» **What this task involves**
The required result is the number of lines below that hold the word "true", stated without anything else.

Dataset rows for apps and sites

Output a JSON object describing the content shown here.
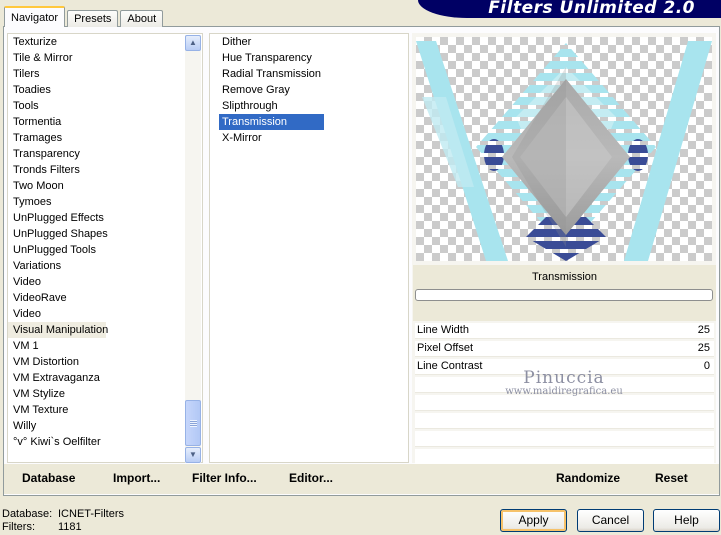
{
  "tabs": [
    {
      "label": "Navigator",
      "active": true
    },
    {
      "label": "Presets",
      "active": false
    },
    {
      "label": "About",
      "active": false
    }
  ],
  "banner_title": "Filters Unlimited 2.0",
  "categories": [
    "Texturize",
    "Tile & Mirror",
    "Tilers",
    "Toadies",
    "Tools",
    "Tormentia",
    "Tramages",
    "Transparency",
    "Tronds Filters",
    "Two Moon",
    "Tymoes",
    "UnPlugged Effects",
    "UnPlugged Shapes",
    "UnPlugged Tools",
    "Variations",
    "Video",
    "VideoRave",
    "Video",
    "Visual Manipulation",
    "VM 1",
    "VM Distortion",
    "VM Extravaganza",
    "VM Stylize",
    "VM Texture",
    "Willy",
    "°v° Kiwi`s Oelfilter"
  ],
  "selected_category": "Visual Manipulation",
  "filters": [
    "Dither",
    "Hue Transparency",
    "Radial Transmission",
    "Remove Gray",
    "Slipthrough",
    "Transmission",
    "X-Mirror"
  ],
  "selected_filter": "Transmission",
  "preview": {
    "filter_name": "Transmission"
  },
  "params": [
    {
      "label": "Line Width",
      "value": "25"
    },
    {
      "label": "Pixel Offset",
      "value": "25"
    },
    {
      "label": "Line Contrast",
      "value": "0"
    }
  ],
  "watermark": {
    "name": "Pinuccia",
    "url": "www.maidiregrafica.eu"
  },
  "bottom_buttons": {
    "database": "Database",
    "import": "Import...",
    "filter_info": "Filter Info...",
    "editor": "Editor...",
    "randomize": "Randomize",
    "reset": "Reset"
  },
  "status": {
    "database_label": "Database:",
    "database_value": "ICNET-Filters",
    "filters_label": "Filters:",
    "filters_value": "1181"
  },
  "actions": {
    "apply": "Apply",
    "cancel": "Cancel",
    "help": "Help"
  },
  "colors": {
    "selection": "#316ac5",
    "banner": "#000064",
    "preview_cyan": "#a8e4ee",
    "preview_blue": "#3a4c96"
  }
}
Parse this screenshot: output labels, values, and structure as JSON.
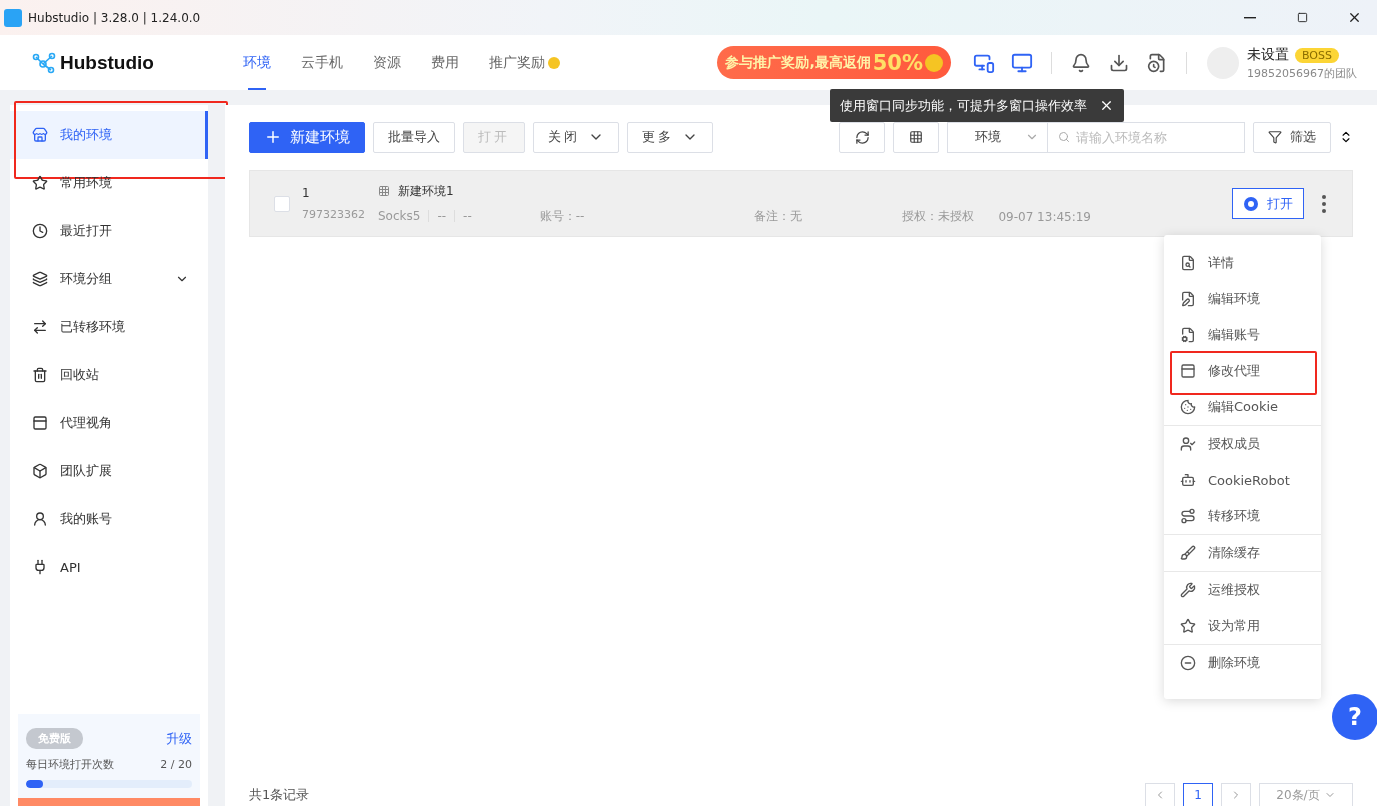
{
  "window": {
    "title": "Hubstudio | 3.28.0 | 1.24.0.0"
  },
  "header": {
    "logo": "Hubstudio",
    "nav": [
      {
        "label": "环境",
        "selected": true,
        "coin": false
      },
      {
        "label": "云手机",
        "selected": false,
        "coin": false
      },
      {
        "label": "资源",
        "selected": false,
        "coin": false
      },
      {
        "label": "费用",
        "selected": false,
        "coin": false
      },
      {
        "label": "推广奖励",
        "selected": false,
        "coin": true
      }
    ],
    "promo": {
      "text": "参与推广奖励,最高返佣",
      "percent": "50%"
    },
    "user": {
      "name": "未设置",
      "badge": "BOSS",
      "team": "19852056967的团队"
    }
  },
  "tooltip": {
    "text": "使用窗口同步功能，可提升多窗口操作效率"
  },
  "sidebar": {
    "items": [
      {
        "label": "我的环境",
        "selected": true,
        "highlighted": true,
        "expandable": false
      },
      {
        "label": "常用环境",
        "selected": false,
        "highlighted": false,
        "expandable": false
      },
      {
        "label": "最近打开",
        "selected": false,
        "highlighted": false,
        "expandable": false
      },
      {
        "label": "环境分组",
        "selected": false,
        "highlighted": false,
        "expandable": true
      },
      {
        "label": "已转移环境",
        "selected": false,
        "highlighted": false,
        "expandable": false
      },
      {
        "label": "回收站",
        "selected": false,
        "highlighted": false,
        "expandable": false
      },
      {
        "label": "代理视角",
        "selected": false,
        "highlighted": false,
        "expandable": false
      },
      {
        "label": "团队扩展",
        "selected": false,
        "highlighted": false,
        "expandable": false
      },
      {
        "label": "我的账号",
        "selected": false,
        "highlighted": false,
        "expandable": false
      },
      {
        "label": "API",
        "selected": false,
        "highlighted": false,
        "expandable": false
      }
    ],
    "plan": {
      "badge": "免费版",
      "upgrade": "升级",
      "quota_label": "每日环境打开次数",
      "quota_value": "2 / 20",
      "level": 0.1
    }
  },
  "toolbar": {
    "new_button": "新建环境",
    "import_button": "批量导入",
    "open_button": {
      "label": "打开",
      "disabled": true
    },
    "close_button": "关闭",
    "more_button": "更多",
    "env_select": "环境",
    "search_placeholder": "请输入环境名称",
    "filter_button": "筛选"
  },
  "rows": [
    {
      "checked": false,
      "index": "1",
      "id": "797323362",
      "name": "新建环境1",
      "proxy": "Socks5",
      "ip": "--",
      "region": "--",
      "account": "账号：--",
      "remark": "备注：无",
      "auth": "授权：未授权",
      "time": "09-07 13:45:19",
      "open_button": "打开"
    }
  ],
  "context_menu": {
    "groups": [
      [
        {
          "label": "详情",
          "highlighted": false
        },
        {
          "label": "编辑环境",
          "highlighted": false
        },
        {
          "label": "编辑账号",
          "highlighted": false
        },
        {
          "label": "修改代理",
          "highlighted": true
        },
        {
          "label": "编辑Cookie",
          "highlighted": false
        }
      ],
      [
        {
          "label": "授权成员",
          "highlighted": false
        },
        {
          "label": "CookieRobot",
          "highlighted": false
        },
        {
          "label": "转移环境",
          "highlighted": false
        }
      ],
      [
        {
          "label": "清除缓存",
          "highlighted": false
        }
      ],
      [
        {
          "label": "运维授权",
          "highlighted": false
        },
        {
          "label": "设为常用",
          "highlighted": false
        }
      ],
      [
        {
          "label": "删除环境",
          "highlighted": false
        }
      ]
    ]
  },
  "footer": {
    "total": "共1条记录",
    "page": "1",
    "page_size": "20条/页"
  },
  "help_button": "?"
}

» **Task result**
8